INPUT DATA below:
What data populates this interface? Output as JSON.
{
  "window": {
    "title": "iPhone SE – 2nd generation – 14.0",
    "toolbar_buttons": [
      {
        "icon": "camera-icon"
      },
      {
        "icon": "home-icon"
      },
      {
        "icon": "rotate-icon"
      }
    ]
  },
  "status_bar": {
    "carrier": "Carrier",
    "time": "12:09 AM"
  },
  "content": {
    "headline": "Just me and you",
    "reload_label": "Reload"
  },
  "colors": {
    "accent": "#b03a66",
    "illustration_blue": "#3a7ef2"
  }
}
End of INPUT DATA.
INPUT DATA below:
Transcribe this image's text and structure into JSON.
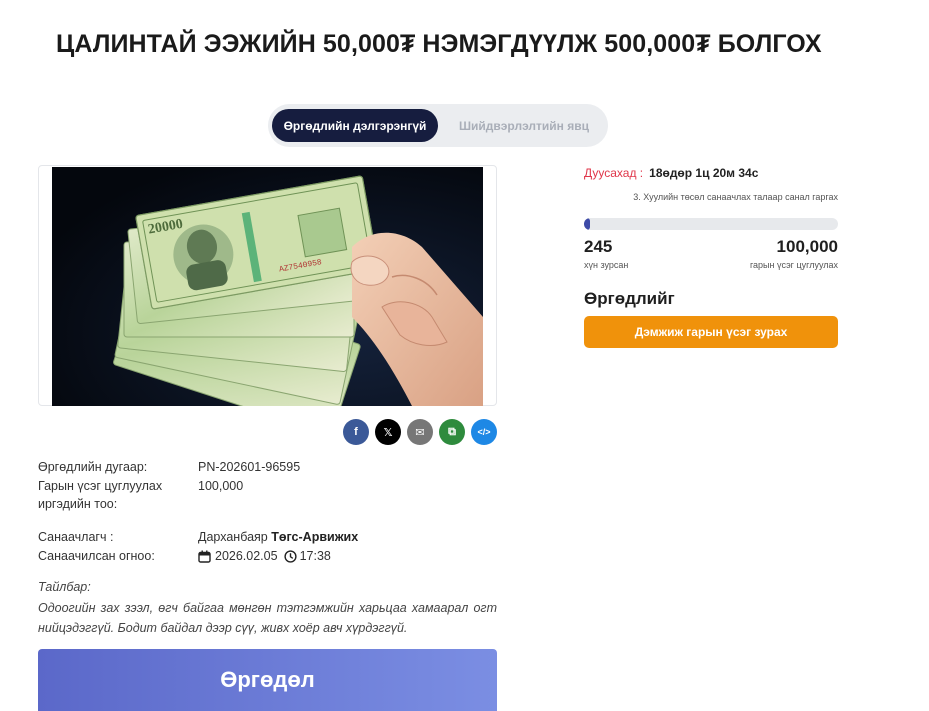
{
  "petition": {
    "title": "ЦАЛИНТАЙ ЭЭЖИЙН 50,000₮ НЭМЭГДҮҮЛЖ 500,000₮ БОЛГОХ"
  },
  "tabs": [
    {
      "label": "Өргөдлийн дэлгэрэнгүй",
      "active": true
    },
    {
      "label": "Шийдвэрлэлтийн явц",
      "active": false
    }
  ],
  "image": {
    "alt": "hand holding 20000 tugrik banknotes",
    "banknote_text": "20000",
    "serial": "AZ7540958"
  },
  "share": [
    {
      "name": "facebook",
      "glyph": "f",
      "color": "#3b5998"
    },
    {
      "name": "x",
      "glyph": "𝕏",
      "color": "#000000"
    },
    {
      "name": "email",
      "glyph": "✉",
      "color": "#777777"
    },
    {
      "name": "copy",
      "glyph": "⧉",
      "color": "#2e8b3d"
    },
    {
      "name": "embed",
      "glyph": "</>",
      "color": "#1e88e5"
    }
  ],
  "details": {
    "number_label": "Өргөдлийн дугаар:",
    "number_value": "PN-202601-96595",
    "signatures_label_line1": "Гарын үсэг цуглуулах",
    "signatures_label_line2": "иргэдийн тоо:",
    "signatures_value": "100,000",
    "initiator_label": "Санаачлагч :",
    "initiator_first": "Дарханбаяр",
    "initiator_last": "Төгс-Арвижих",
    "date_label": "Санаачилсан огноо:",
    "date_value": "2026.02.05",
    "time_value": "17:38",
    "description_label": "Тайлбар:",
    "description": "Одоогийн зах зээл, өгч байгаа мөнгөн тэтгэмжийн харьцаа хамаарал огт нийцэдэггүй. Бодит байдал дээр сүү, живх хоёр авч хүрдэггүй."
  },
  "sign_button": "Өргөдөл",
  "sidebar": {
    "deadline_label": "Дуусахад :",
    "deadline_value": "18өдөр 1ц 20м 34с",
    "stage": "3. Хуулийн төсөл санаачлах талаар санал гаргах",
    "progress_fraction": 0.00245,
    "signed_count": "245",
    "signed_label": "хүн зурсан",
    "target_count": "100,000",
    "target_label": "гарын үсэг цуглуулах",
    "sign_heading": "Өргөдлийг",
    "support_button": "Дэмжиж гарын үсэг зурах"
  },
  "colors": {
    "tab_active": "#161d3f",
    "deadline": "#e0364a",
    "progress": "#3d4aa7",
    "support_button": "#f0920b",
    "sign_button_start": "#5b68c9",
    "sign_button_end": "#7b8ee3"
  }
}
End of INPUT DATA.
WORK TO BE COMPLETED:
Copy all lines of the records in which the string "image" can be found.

ANSWER AREA:
Transcribe this image's text and structure into JSON.
  "image": {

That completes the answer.